The African Development Bank (AfDB) has said it expects to spend an additional two billion dollars on African Continental Free Trade Area (AfCFTA) related infrastructure over the next two years.
The President of the AfDB, Dr Akinwumi Adesina, said this in a virtual media briefing at the end of its 2021 Annual Meetings of the bank on Friday.
Adesina said the AfCFTA was a massive opportunity for the African continent to grow its economy and further deepen regional integration.
“For the potential to be realised fully, it is very important for the private sector to play a big role and the AfDB is supporting the AfCFTA to do that.
“You cannot trade if there is no infrastructure to trade; roads, rails, ports, highways. Those are the things the AfDB has been doing. We did not wait for the AfCFTA.
“The work of the bank is at the core of driving regional integration for Africa.
“In the next two years, we expect to spend an additional two billion dollars on AfCFTA related infrastructure to further deepen regional integration.”
He stressed that the AfCFTA must be an industrialised and manufacturing zone for high valued manufactured products for wealth creation.
He said the bank was driving its industrialisation strategy to support value chains and help Africa build its manufacturing capacity.
He reiterated the bank’s investment of three billion dollars in the pharmaceutical industry and the work on textile and garments supported by its private sector group.
“We are supporting the development of the special agro industrial processing zones that will allow African countries industrilise their agriculture and add value to every product they produce.
“Regional value chains that are well supported with infrastructure and will allow Africa unlock its capacity in all of those areas.”
He said the AfCFTA was “very important” and expressed the bank’s commitment to give all it takes to its success.
The AfDB president recalled that the bank provided 4.8 million dollars to help to establish the AfCFTA Secretariat in Ghana.
He also recalled the 40 billion U.S. dollars the bank spent on infrastructure development across Africa from 2016 to 2019.
“That made it possible for that regional integration to happen. The work of the bank is at the core of driving regional integration for Africa.
“AfDB was set up to drive regional integration and we have been doing that since 1964. We are working towards a common market eventually.”
He further said the bank was funding an African financial market linkage project that links stock exchanges all across Africa.
He added that the bank was linking markets through its project where the total amount of capitalisation was about 1.8 trillion dollars.
“We need deep capital markets to mobilise resources if we are going to really do trade and investment.
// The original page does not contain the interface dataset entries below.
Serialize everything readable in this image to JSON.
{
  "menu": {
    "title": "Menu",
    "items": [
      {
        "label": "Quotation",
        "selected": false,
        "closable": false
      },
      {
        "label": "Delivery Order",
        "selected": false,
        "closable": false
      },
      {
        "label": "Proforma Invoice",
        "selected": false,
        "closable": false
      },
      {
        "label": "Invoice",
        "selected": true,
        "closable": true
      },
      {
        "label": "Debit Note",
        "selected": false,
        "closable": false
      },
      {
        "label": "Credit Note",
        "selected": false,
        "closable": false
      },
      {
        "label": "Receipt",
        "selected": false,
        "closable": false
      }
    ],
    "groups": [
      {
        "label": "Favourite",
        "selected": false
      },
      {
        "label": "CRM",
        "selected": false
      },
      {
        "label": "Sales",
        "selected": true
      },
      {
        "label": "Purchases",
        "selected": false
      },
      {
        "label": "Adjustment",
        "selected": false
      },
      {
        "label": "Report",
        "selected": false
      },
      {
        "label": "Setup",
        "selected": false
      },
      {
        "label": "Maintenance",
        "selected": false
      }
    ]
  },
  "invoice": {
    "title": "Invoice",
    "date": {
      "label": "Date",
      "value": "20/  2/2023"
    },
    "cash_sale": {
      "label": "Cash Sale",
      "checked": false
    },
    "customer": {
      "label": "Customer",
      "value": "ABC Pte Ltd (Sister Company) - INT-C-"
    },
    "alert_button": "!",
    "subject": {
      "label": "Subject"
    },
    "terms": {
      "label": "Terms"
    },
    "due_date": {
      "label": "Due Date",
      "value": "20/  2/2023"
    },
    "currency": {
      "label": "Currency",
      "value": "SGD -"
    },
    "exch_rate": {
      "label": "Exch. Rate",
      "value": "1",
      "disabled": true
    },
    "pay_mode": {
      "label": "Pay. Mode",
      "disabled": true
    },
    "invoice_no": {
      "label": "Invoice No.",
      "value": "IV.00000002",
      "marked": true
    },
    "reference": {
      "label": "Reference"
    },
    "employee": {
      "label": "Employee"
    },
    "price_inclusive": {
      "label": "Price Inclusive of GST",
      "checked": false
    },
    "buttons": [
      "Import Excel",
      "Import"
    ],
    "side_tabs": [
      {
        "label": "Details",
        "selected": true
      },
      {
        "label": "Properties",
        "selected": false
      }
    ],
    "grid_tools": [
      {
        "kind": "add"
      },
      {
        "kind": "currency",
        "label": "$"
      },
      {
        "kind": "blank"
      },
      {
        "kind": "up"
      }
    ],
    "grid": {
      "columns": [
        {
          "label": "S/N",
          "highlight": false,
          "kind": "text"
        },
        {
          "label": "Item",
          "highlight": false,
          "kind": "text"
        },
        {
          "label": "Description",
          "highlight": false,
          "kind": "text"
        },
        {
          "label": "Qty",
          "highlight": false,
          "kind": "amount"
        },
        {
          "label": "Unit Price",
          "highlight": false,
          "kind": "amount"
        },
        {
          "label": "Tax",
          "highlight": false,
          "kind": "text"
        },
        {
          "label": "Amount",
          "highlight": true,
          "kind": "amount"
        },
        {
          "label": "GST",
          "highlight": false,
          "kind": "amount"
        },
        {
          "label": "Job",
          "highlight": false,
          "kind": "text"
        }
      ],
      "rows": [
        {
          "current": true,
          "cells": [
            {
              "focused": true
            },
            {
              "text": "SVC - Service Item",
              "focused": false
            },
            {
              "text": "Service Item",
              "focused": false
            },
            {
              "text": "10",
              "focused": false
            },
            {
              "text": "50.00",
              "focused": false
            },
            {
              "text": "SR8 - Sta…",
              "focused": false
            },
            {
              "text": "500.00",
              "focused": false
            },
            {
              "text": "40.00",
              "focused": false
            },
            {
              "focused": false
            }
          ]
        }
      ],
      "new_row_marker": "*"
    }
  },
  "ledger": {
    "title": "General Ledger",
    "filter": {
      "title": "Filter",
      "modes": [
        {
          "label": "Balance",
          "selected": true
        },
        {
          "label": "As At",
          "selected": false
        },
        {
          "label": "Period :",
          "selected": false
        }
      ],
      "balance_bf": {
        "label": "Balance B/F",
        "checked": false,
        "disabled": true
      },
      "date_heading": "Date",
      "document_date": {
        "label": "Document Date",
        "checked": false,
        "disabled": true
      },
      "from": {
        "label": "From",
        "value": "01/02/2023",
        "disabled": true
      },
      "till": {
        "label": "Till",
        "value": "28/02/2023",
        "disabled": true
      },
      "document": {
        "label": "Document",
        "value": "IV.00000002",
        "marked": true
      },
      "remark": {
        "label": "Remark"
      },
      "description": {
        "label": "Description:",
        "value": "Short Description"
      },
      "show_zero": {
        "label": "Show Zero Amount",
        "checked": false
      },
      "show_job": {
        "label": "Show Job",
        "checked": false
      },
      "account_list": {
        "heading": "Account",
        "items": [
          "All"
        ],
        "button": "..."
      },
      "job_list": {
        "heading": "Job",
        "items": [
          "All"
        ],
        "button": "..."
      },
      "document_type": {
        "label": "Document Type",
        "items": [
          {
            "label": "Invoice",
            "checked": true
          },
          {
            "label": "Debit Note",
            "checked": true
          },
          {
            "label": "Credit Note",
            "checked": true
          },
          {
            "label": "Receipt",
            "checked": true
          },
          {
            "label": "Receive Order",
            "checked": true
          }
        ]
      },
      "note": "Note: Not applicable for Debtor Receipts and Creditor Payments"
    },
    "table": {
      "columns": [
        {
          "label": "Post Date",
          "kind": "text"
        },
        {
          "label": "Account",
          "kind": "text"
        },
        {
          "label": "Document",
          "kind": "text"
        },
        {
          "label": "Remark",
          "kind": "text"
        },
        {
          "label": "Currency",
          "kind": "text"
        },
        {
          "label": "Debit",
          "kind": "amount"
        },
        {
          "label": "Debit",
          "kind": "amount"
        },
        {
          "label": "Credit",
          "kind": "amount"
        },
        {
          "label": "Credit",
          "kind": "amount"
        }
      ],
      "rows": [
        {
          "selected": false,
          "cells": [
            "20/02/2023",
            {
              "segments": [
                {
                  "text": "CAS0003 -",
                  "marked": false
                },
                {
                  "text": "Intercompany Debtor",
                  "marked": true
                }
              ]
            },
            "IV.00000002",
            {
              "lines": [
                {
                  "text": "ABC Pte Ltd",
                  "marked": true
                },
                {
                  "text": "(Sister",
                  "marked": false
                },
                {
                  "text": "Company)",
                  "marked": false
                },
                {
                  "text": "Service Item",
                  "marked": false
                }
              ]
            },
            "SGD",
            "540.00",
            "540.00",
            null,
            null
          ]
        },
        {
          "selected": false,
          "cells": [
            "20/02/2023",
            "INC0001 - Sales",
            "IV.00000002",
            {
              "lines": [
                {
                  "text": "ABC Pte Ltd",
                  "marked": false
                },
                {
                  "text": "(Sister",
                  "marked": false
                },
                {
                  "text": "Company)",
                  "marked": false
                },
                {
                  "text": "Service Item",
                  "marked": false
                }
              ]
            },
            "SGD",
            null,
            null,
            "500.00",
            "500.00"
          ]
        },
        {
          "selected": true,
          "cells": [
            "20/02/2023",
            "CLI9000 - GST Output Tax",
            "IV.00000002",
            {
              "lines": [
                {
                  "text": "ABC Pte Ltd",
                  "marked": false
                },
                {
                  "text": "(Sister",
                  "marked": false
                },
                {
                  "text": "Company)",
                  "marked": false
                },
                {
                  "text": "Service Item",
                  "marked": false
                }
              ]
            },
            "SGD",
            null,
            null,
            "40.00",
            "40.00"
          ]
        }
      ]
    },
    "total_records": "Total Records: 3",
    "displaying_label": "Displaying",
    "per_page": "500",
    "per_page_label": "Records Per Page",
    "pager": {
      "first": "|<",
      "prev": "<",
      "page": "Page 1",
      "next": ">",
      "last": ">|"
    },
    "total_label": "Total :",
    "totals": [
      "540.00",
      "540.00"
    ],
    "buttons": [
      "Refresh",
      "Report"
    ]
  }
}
So the bank is at the forefront of helping to do that,” he said.
The AfCFTA came into force on January 1, and as of February, 54 of the 55 African Union Member States had signed on.